I’ve left out most of the style content, but you can use standard CSS properties (font-size, font-family, border, color, text-decoration etc) to build up detailed styles for your cells. One of the more useful Excel style properties is mso-number-format. You can use this so that your files will open in Excel with the correct cell formatting set for numeric data. I just used the defaults, so I don’t know exactly how they break down, but here are a couple of examples:-

mso-number-format:"dd\/mm\/yyyy\;\@"; ‘Short Date Format
mso-number-format:"\0022£\0022\#\,\#\#0\.00"; ‘UK Currency Format

Building the table

As I said earlier, Excel will read HTML tables, so any table you build with the standard table, tr, and td elements should just open. A simple cell with one of your styles applied would just be:-

<td class=myTopStyle>&nbsp;</td>

The &nbsp; is vital if you want the style to show up in an otherwise empty cell, but if you just want a completely empty, style-free cell, you can leave it out.

Merging cells horizontally or vertically can be done with the colspan and rowspan attributes respectively, the text-align and vertical-align style properties can be used in your style block to control the alignment. Note that, if you put text in an Excel cell, it will usually be visible no matter how long it is... excel will automatically show it regardless of the cell boundaries. Your browser won’t, so when the text is going to be longer than the size of the cell, you need to use colspan if you want to view it in a browser.

<td class=bigTitleFont colspan=3>This is my long title</td>

There’s another useful mso- style property for cases like this where you might not want cells to be merged when you open the file in Excel: mso-ignore. If you add "mso-ignore: colspan" to the style attribute of the cell, it will be merged correctly in the browser, but behave as normal in Excel.

This property is also useful for reducing the size of your html files: if you have a series of cells with the same style, or a series of empty cells, you can use colspan without getting unnecessarily merged cells when you open the file in Excel.

Number and Formula Cells

If your cell contains numeric data, you can flag this to Excel with the x:num attribute. For example:-

<td class=myNumberStyle x:num>38500</td>

That’s fine if you want the number to show as "38500", but if you want to see meaningful formatting data in both Excel and a browser, you need to go a little bit further. You need to set the value of the x:num attribute, and then format the cell content for display in the browser. The mso-number-format style property will handle the formatting for you in Excel:-

<td class=myCurrencyStyle x:num="38500">$38,500.00</td>
<td class=myDateStyle x:num="38500">05/28/2005</td>

Adding a formula is no harder. The x:fmla attribute can be used to set the formula for the cell:-

<td x:fmla="=SUM(A1:A5)">1000</td>

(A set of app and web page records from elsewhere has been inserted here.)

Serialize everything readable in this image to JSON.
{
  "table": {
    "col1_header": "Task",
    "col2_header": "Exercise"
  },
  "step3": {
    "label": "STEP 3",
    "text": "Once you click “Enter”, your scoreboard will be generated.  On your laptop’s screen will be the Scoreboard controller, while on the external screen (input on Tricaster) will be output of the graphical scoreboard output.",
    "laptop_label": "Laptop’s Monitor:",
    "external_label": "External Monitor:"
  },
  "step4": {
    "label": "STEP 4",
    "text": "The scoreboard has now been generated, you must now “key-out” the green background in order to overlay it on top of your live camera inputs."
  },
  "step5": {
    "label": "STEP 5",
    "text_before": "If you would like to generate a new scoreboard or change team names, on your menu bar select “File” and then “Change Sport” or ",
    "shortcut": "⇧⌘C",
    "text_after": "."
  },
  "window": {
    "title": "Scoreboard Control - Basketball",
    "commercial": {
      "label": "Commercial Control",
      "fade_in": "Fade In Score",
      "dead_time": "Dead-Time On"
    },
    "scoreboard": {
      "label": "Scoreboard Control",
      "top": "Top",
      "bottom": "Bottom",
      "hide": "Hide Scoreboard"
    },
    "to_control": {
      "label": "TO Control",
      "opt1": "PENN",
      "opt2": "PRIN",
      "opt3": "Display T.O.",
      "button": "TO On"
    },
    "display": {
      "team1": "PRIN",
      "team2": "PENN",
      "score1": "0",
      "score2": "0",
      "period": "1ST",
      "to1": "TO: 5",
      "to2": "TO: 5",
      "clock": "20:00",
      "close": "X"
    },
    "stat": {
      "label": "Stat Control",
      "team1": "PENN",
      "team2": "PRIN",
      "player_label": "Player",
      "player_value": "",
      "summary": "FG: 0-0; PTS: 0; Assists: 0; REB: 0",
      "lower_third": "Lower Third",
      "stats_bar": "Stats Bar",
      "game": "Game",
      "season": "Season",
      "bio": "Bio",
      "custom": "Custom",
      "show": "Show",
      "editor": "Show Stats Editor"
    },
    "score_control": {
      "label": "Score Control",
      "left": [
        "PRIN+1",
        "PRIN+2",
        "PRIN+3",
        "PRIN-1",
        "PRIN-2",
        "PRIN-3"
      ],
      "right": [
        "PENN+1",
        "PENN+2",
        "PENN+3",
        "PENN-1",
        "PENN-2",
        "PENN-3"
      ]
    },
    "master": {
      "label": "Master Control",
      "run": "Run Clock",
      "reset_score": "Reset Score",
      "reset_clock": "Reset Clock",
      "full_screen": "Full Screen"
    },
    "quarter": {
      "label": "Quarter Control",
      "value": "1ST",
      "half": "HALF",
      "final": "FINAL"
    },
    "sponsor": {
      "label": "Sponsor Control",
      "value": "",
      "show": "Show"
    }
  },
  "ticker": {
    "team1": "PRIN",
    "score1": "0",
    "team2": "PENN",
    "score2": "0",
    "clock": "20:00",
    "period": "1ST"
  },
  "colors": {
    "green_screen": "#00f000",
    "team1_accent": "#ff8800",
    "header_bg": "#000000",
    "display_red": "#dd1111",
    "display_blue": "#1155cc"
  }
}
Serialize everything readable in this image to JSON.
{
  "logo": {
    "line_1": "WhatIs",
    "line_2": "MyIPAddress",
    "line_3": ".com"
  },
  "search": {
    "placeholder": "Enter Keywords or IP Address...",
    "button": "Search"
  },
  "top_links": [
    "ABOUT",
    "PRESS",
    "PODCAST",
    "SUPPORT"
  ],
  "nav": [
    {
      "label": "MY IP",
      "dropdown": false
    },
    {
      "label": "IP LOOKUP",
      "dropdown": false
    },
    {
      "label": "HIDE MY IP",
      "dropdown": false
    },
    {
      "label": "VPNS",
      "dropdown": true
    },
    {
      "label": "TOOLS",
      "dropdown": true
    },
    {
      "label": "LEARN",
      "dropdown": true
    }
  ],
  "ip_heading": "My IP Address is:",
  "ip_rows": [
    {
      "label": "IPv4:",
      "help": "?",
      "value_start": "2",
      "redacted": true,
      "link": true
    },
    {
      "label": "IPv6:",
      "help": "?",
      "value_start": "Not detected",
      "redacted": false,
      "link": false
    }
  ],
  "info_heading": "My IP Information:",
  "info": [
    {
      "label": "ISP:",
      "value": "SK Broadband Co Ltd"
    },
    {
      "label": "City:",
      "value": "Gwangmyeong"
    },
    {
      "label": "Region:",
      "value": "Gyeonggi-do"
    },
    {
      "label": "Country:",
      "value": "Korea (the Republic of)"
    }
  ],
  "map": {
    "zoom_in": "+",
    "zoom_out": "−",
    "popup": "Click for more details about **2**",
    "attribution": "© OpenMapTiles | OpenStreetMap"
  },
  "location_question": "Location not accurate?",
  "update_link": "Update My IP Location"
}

You need to supply the current result of the formula as the content value for the cell (1000 in the example above), if you want to view the file in a browser. When you open the same file in Excel, the formula you specify will be used to calculate the value of the cell.

I hope there’s enough here to get you started if you ever need to produce an Excel compatible HTML file. If you have any questions, I’ll try to answer them. If you have any suggestions, I’ll try to learn from them....

nice!

this is interesting stuff. so armed with this information, you wouldn't need a 3rd party product to generate an html document with Excel styles.

That's right

That's right, excel versions 2000 and higher can read and write these html files.

There's an xml based specification out there too, which I think is supported in 2002 and higher, but I didn't look into that too much.

I ended up using the third party component so I could output Excel files that could be read by other software that reads .xls files, but if it's specifically for Excel, or if you need formatting and formulas, I think this is a great option. The fact that you can read it in a browser is a bonus too.